(Records contained in a dataset)
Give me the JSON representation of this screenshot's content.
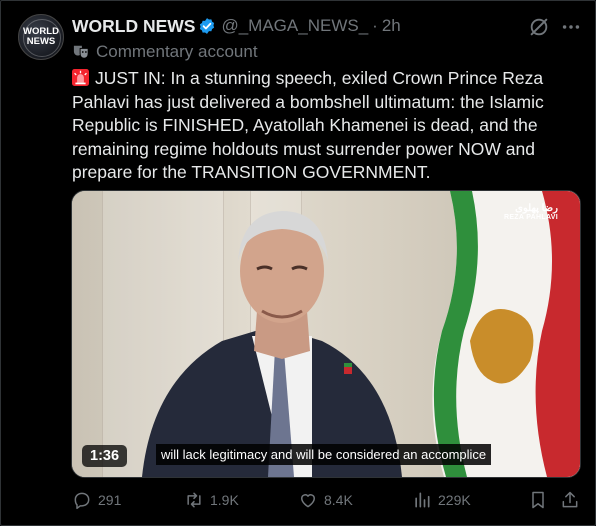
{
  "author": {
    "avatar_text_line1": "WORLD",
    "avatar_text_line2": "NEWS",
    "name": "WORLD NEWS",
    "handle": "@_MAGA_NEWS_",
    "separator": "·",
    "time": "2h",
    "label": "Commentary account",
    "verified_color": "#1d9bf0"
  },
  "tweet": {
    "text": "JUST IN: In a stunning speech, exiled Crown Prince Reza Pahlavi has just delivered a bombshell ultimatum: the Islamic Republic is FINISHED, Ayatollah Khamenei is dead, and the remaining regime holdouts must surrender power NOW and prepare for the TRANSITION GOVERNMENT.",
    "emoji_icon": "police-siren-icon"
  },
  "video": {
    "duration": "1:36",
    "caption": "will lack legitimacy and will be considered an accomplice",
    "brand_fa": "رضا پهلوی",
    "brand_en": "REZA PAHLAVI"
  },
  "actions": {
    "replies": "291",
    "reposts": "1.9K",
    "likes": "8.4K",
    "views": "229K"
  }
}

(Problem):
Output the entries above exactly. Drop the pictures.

(Exercise solution):
Give me the JSON representation of this screenshot's content.
{
  "author": {
    "avatar_text_line1": "WORLD",
    "avatar_text_line2": "NEWS",
    "name": "WORLD NEWS",
    "handle": "@_MAGA_NEWS_",
    "separator": "·",
    "time": "2h",
    "label": "Commentary account",
    "verified_color": "#1d9bf0"
  },
  "tweet": {
    "text": "JUST IN: In a stunning speech, exiled Crown Prince Reza Pahlavi has just delivered a bombshell ultimatum: the Islamic Republic is FINISHED, Ayatollah Khamenei is dead, and the remaining regime holdouts must surrender power NOW and prepare for the TRANSITION GOVERNMENT.",
    "emoji_icon": "police-siren-icon"
  },
  "video": {
    "duration": "1:36",
    "caption": "will lack legitimacy and will be considered an accomplice",
    "brand_fa": "رضا پهلوی",
    "brand_en": "REZA PAHLAVI"
  },
  "actions": {
    "replies": "291",
    "reposts": "1.9K",
    "likes": "8.4K",
    "views": "229K"
  }
}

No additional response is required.